After more than 22 years of operation, the Newseum announced that it is closing its doors at the end of the year in a statement that said that due to years of financial struggles continuing to operate in its current location “has proven unsustainable.”
The Newseum which was created by Al Neuharth who founded USA Today began operating in Virginia in 1997 and opened its current location in April 2008 attracting millions of visitors who roamed the museums 250,000-square-feet of exhibit space.
But in the end it was the high cost of maintaining the high tech facility which included television studios, combined with high admission fees in a city full of free museums and a general lack of interest in the First Amendment and the history of news reporting that led to the decision to close.
The fate of the Newseum has been in doubt since The Freedom Forum which has been the museum’s primary funder announced an agreement to sell the building to Johns Hopkins University, which plans to house its School of Advanced International Studies in the building after remodeling it.
In a statement The Freedom Forum said it “remains committed to continuing its mission to champion the five freedoms of the First Amendment and to increase public awareness about the importance of a free and fair press.”
“These educational efforts are needed now more than ever and that critical work will continue online and through public programs in Washington, D.C., and around the country.”

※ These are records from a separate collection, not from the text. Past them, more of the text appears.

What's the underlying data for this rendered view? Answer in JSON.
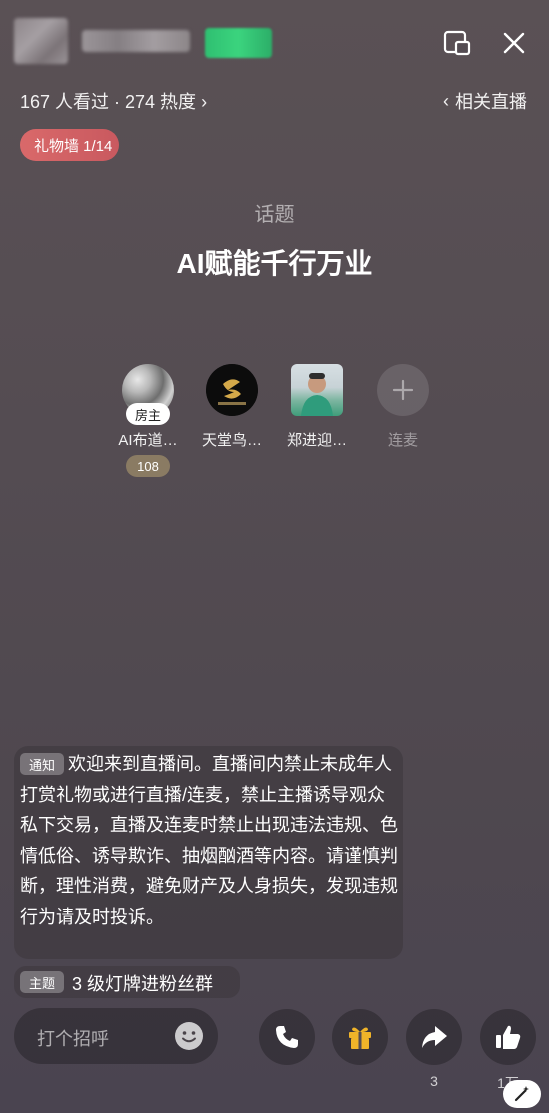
{
  "header": {
    "stats_text": "167 人看过 · 274 热度 ›",
    "related_label": "相关直播"
  },
  "gift_wall": {
    "label": "礼物墙 1/14"
  },
  "topic": {
    "label": "话题",
    "title": "AI赋能千行万业"
  },
  "seats": [
    {
      "name": "AI布道…",
      "tag": "房主",
      "count": "108"
    },
    {
      "name": "天堂鸟…"
    },
    {
      "name": "郑进迎…"
    },
    {
      "name": "连麦"
    }
  ],
  "notice": {
    "tag": "通知",
    "text": "欢迎来到直播间。直播间内禁止未成年人打赏礼物或进行直播/连麦，禁止主播诱导观众私下交易，直播及连麦时禁止出现违法违规、色情低俗、诱导欺诈、抽烟酗酒等内容。请谨慎判断，理性消费，避免财产及人身损失，发现违规行为请及时投诉。"
  },
  "theme": {
    "tag": "主题",
    "text": "3 级灯牌进粉丝群"
  },
  "bottom_bar": {
    "comment_placeholder": "打个招呼",
    "share_count": "3",
    "like_count": "1万"
  },
  "icons": {
    "close": "close-icon",
    "float": "float-window-icon",
    "emoji": "emoji-icon",
    "phone": "phone-icon",
    "gift": "gift-icon",
    "share": "share-icon",
    "like": "thumbs-up-icon",
    "plus": "plus-icon",
    "magic": "magic-wand-icon"
  },
  "colors": {
    "gift_wall_bg": "#d9696a",
    "count_badge_bg": "#8a7b63",
    "gift_icon": "#f0b429"
  }
}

The museum wasn’t without its critics though as it tended to portray certain historical events with a liberally biased viewpoint and not as fair and balanced as Newseum officials would have the public believe.